General permits are reviewed every five years. An assessment of the cumulative impacts of work authorized under the general permit is performed at that time if it is in the public interest to do so. In most instances, anyone complying with the conditions of the general permit can receive project specific authorization. Anyone not complying with the conditions of a general permit may still receive authorization via a "standard permit", but the application must be individually evaluated and coordinated with third parties, including the federal and state resource agencies. Review of an application for a "standard permit" takes additional time to complete as conflict resolution may be required.

A list of the applicable general permits can be obtained by contacting a project manager in your geographical location. Below, view the current list of general permits administered by the Jacksonville District. As additional permits are reauthorized, or new permits are effected, they will be added.

State Programmatic General Permits (SPGP):

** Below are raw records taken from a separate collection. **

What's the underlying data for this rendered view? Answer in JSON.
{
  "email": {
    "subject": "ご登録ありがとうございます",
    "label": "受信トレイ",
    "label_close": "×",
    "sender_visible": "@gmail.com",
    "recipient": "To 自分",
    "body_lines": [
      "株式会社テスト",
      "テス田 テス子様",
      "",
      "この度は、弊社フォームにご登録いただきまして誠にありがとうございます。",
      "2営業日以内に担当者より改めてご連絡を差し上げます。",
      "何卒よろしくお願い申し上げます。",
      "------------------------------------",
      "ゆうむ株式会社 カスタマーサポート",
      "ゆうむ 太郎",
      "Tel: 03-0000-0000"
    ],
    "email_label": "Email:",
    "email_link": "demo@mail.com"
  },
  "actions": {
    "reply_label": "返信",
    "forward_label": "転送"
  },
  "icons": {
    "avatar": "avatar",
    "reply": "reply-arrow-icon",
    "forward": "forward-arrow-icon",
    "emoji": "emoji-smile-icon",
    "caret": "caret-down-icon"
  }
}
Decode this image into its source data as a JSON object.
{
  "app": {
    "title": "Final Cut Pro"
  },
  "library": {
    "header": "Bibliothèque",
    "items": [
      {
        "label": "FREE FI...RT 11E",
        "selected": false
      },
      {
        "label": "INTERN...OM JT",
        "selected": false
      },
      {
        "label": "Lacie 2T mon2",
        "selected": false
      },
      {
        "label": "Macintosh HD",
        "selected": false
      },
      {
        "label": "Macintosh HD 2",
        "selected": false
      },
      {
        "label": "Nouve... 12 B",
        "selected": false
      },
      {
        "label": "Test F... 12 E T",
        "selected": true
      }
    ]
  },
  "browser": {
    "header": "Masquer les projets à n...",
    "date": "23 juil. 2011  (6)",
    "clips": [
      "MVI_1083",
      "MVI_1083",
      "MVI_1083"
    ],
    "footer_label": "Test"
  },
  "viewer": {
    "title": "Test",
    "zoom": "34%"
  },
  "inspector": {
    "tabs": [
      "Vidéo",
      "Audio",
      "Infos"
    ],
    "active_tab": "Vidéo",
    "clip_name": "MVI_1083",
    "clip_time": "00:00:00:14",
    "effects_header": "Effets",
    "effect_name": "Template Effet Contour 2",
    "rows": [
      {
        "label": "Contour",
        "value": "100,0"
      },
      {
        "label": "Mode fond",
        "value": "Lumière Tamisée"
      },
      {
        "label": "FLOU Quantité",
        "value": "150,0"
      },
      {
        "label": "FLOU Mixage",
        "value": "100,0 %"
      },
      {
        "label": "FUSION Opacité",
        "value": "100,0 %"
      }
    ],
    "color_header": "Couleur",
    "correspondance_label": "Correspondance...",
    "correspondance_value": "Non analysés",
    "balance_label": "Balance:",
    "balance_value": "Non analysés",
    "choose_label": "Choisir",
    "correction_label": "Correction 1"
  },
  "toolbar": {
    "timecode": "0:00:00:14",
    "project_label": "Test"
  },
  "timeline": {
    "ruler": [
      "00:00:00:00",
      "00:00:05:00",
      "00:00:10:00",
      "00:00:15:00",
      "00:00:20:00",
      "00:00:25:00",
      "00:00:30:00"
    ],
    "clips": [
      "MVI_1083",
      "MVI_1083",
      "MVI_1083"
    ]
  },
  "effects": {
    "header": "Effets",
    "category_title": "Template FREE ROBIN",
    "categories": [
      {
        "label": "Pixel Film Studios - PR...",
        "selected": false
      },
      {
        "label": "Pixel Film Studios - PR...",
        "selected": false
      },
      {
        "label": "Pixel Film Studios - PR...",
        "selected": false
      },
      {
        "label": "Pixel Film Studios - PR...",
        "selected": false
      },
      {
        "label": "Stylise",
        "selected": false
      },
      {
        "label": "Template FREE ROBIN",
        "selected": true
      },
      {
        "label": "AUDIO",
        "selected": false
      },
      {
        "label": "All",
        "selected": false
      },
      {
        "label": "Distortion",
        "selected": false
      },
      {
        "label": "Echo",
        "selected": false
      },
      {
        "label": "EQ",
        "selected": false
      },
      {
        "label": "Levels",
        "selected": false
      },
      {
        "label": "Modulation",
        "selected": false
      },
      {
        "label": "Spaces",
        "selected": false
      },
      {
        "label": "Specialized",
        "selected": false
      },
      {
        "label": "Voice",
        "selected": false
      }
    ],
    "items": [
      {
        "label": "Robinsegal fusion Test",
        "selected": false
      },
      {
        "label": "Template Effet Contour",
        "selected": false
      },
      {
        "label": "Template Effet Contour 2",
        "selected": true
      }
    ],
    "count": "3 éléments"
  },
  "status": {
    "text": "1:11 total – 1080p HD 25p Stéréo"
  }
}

The U.S. Army Corps of Engineers, Jacksonville District has issued a State Programmatic General Permit (SPGP IV-R1), replacing SPGP IV which authorizes the Florida Department of Environmental Protection (DEP) or designee to administer on behalf of the Corps. The purpose of the SPGP is to reduce the duplication of permitting effort between the Corps and DEP. The majority of the categories of work authorized under the SPGP are for minor actions which are currently authorized by existing Corps’ Nationwide and Regional General Permits. The implementation of the SPGP will eliminate the need for separate approval from the Corps for minor work located in waters of the United States, including navigable waters, when that work is authorized by the DEP.

SPGP IV-R1 Documents

Permit Instrument

General Conditions 

Manatee Key 2013

Standard Manatee Conditions for In-Water Work-2011 

General Dock Construction Guidelines 

Johnson's Seagrass Construction Key

Corps County Responsibility 

Gulf Sturgeon Critical Habitat Maps